■ Data for the task
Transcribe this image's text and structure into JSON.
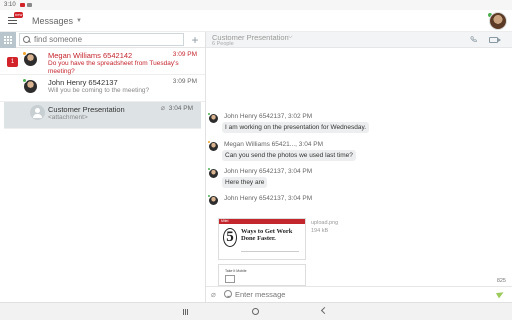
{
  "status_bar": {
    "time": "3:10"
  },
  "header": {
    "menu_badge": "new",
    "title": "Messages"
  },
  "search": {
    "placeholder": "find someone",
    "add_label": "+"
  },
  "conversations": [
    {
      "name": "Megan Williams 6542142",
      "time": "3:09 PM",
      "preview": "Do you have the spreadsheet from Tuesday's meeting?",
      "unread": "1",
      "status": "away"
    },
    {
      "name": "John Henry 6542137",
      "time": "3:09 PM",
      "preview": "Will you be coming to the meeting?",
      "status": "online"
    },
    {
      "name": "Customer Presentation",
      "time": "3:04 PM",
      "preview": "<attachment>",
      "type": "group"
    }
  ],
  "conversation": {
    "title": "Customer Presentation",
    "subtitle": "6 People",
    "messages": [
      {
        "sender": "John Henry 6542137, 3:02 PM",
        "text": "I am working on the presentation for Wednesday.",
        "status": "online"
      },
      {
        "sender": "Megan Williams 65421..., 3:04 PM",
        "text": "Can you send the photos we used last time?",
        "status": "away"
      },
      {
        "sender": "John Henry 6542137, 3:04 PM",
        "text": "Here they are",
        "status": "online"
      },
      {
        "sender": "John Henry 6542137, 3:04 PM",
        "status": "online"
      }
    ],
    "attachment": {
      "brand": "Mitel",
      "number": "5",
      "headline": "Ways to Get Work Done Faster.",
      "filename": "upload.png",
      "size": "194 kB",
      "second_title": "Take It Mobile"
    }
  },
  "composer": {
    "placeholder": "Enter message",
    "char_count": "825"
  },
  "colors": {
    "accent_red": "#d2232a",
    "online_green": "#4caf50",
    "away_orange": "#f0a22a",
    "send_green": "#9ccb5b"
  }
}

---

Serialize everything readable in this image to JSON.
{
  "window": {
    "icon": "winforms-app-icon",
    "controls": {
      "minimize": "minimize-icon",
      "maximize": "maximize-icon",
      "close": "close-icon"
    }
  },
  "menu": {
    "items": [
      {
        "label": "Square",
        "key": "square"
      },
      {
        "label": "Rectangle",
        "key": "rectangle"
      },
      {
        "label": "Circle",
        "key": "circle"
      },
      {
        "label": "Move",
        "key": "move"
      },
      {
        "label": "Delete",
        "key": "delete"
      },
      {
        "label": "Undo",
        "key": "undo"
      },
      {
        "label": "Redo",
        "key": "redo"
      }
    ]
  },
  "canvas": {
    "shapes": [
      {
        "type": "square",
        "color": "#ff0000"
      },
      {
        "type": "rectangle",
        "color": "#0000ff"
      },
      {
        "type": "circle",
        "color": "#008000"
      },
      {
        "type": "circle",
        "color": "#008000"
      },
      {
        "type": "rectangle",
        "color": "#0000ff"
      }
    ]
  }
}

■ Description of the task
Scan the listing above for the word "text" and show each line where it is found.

■ Result for this task
Transcribe this image's text and structure into JSON.
        "text": "I am working on the presentation for Wednesday.",
        "text": "Can you send the photos we used last time?",
        "text": "Here they are",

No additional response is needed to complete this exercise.